12, Petco Park, San Diego 84
13, Comiskey Park, Chicago 83
14, Progressive Field, Cleveland 82
15, Citi Field, New York 81
16, Minute Maid Park, Houston 80
17, Yankee Stadium, New York 79
18, Busch Stadium, St. Louis 78
19, The Ballpark in Arlington, Texas 77
20, Miller Park, Milwaukee 77
21, Chase Field, Arizona 76.5
22, Nationals Park, Washington 76
23, SkyDome, Toronto 75
24, The Oakland Coliseum 74
25, This Space For Rent, Florida 73
26, Tropicana Field, Tampa Bay 68
CSI: BOX SCORE ANSWER
The biggest clues in this fragment are the two teams playing (the Giants and Dodgers) and the stolen base total for Maury Wills (104). Yes, this is the final game of the 1962 regular season, when San Francisco and Los Angeles virtually repeated their epic 1951 finish.

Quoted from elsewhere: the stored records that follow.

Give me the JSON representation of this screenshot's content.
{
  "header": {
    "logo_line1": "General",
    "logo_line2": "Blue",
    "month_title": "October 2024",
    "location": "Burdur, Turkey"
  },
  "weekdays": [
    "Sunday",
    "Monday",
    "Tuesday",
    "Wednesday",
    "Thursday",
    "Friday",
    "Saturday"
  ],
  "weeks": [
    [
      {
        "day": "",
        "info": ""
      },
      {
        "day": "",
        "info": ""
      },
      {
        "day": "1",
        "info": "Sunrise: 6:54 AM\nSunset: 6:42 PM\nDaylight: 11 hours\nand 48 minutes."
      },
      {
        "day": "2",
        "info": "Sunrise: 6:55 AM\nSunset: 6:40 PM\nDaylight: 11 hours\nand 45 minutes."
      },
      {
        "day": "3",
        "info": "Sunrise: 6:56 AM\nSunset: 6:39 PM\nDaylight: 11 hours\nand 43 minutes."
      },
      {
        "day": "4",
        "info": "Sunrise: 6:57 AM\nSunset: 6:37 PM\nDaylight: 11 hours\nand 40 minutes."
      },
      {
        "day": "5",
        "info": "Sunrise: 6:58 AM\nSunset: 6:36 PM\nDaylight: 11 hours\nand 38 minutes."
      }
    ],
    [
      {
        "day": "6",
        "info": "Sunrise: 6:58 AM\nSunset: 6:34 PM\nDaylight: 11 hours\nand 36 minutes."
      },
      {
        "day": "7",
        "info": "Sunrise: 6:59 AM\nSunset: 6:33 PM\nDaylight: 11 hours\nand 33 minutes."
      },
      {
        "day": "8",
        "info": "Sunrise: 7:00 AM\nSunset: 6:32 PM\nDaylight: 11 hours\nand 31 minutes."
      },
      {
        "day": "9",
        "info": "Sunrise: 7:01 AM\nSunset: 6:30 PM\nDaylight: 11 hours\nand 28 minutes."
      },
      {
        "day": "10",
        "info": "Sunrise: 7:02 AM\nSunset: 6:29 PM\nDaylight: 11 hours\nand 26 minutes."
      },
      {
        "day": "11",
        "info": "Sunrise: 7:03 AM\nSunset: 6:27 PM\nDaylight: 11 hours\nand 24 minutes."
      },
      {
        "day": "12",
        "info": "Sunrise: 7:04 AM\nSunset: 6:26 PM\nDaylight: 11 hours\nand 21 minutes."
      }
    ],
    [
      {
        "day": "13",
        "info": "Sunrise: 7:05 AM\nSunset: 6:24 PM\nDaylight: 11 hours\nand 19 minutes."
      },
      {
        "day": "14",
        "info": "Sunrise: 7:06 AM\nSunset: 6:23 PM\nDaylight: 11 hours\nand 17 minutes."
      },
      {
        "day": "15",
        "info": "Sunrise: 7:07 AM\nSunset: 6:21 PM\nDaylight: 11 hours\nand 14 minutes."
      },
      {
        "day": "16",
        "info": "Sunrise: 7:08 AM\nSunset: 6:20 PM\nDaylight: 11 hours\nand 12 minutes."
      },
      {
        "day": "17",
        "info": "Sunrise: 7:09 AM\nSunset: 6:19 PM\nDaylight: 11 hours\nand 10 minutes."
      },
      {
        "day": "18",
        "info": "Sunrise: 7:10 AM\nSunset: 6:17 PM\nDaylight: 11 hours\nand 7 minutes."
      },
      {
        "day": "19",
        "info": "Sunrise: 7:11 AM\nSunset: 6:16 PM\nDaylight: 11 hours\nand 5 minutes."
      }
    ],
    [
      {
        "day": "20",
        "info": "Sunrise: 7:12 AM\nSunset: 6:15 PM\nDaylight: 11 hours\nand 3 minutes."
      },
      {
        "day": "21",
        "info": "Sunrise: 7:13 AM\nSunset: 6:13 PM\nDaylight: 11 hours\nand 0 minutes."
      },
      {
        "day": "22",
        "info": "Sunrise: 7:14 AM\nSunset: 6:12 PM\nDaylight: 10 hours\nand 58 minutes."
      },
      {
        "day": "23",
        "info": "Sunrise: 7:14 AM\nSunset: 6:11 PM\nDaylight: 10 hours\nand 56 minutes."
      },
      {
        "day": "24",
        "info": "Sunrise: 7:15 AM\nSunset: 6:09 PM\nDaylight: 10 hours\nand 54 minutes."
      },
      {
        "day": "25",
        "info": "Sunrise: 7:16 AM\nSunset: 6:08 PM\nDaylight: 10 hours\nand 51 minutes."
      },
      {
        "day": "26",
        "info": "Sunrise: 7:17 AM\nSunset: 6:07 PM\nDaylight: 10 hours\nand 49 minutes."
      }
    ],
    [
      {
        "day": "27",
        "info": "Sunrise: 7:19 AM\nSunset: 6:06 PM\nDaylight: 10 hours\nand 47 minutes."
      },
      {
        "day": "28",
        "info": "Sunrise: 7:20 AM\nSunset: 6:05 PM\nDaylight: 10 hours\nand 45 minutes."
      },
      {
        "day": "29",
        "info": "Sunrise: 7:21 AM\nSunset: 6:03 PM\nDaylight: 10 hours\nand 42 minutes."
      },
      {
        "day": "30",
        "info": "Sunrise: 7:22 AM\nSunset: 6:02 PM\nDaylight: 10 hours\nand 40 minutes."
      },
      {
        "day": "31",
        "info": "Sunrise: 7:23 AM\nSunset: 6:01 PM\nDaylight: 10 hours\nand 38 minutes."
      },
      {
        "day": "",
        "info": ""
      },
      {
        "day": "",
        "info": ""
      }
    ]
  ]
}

The Giants were four games back with seven to go on Sept. 22 but somehow forced a tie and a three-game playoff. It was the first season with a 162-game schedule, but they needed 165 to decide the season's National League champions. The two teams split the first two games, then came the third. Eleven years to the day after the Giants had rallied for three runs in the ninth on Bobby Thomson's famous home run to win the 1951 pennant, the Giants rallied for four runs in the ninth to win the pennant again. (And, as Roger Angell noted in his New Yorker piece, the scoreboard also provided updates on astronaut Wally Schirra's space flight that same day.) It was another amazing comeback for the Giants but, for some reason, you almost never hear about this playoff series.

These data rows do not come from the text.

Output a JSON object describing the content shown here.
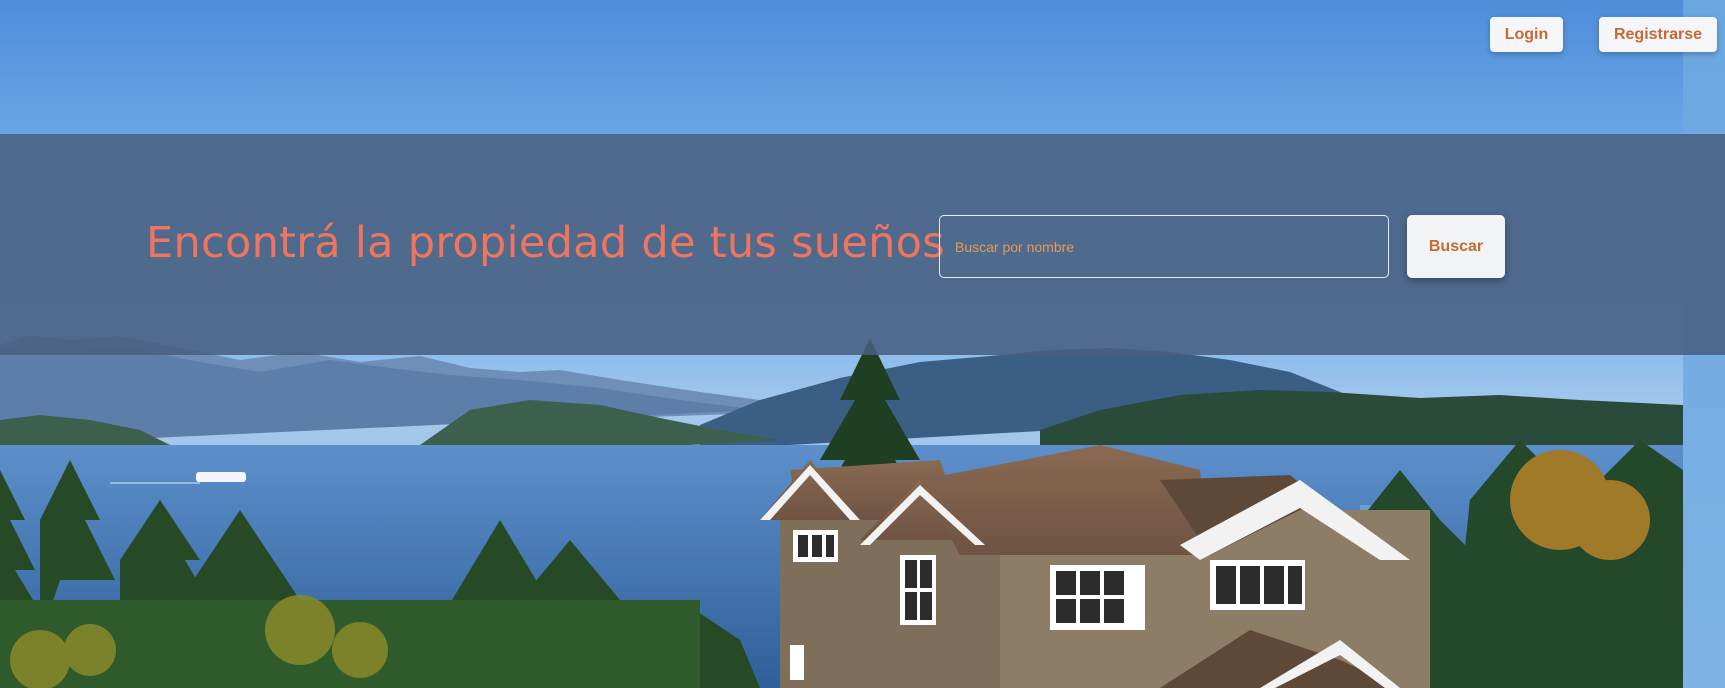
{
  "nav": {
    "login_label": "Login",
    "register_label": "Registrarse"
  },
  "hero": {
    "title": "Encontrá la propiedad de tus sueños",
    "search_placeholder": "Buscar por nombre",
    "search_button_label": "Buscar"
  },
  "colors": {
    "accent": "#c46a32",
    "title": "#f0755e",
    "hero_overlay": "#486080"
  }
}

But my favorite bit of trivia from this playoff is this: Because the three games counted as part of the regular season, the first-year, last-place Mets -- who somehow had been 9 ½ games out of first place just nine games into the season -- lost another half-game in the standings after their season ended.
Jim Caple is a senior writer for ESPN.com. You can follow him on Twitter at jimcaple.